A series of pro-Palestinian signs in Westchester train stations is causing a controversy in New York.

The signs, on platforms at MetroNorth stops, read, "4.7 million Palestinians are Classified by the U.N. as Refugees," with maps showing dwindling Palestine land from 1946 to the present.

pro palestine subway ads

Henry Clifford, the chairman of the Committee for Peace in Israel and Palestine, bought the ads. He told WCBS 2, "The Palestinian people have lost most of their homeland and the map shows exactly what is happened to them."

Critics, however, contend the signs are biased against Israel.

"To show a map saying that Palestinian land goes from this situation in 1948 to that situation in 1967 without mentioning the fact that Israel faced existential extinction is such a gross distortion that we wouldn’t even stoop to that level to discuss it,” Scott Richman, director of the American Jewish Committee Westchester, told The Journal News, referring to the 1967 Arab-Israeli War.

The Anti-Defamation League-- who called the signs "deliberately misleading and biased," and says Clifford once made the "inflammatory" claim that "Israeli leaders have 'always planned to take over all or most Palestine and to expel as many Arabs as would be necessary"-- wrote in a blog post:

The billboards attempt to showcase that all of Israel was owned by Palestinians pre-1948 when, in reality, much of the land was owned by non-Palestinian absentee landlords who lived in Cairo, Baghdad, Damascus and Beirut. They also try to convey that Israel is rapidly taking control of land that would comprise an eventual Palestinian state.

Aaron Donovan, an MTA spokesman, told The Journal News, "We do not decide to accept or reject a proposed ad based on the viewpoint that it expresses or because the ad might be controversial. The MTA does not endorse the viewpoint expressed in this ad, or any of the ads that it accepts for display."
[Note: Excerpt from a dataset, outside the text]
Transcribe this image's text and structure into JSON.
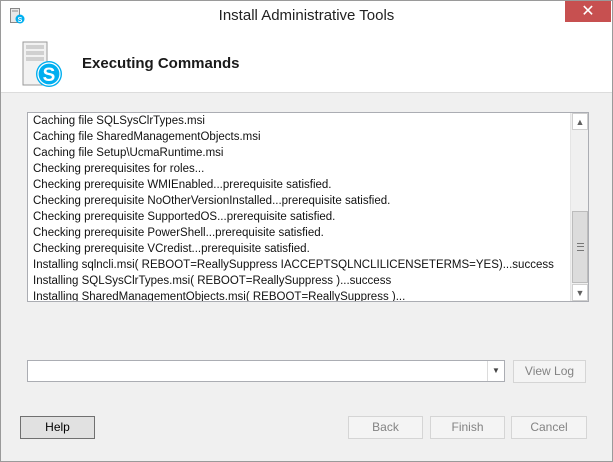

In September, the MTA rejected an ad (see below) from New York City's most vocal Islamophobe, Pamela Geller. Geller had previously placed ads on buses decrying the so-called "Ground Zero Mosque."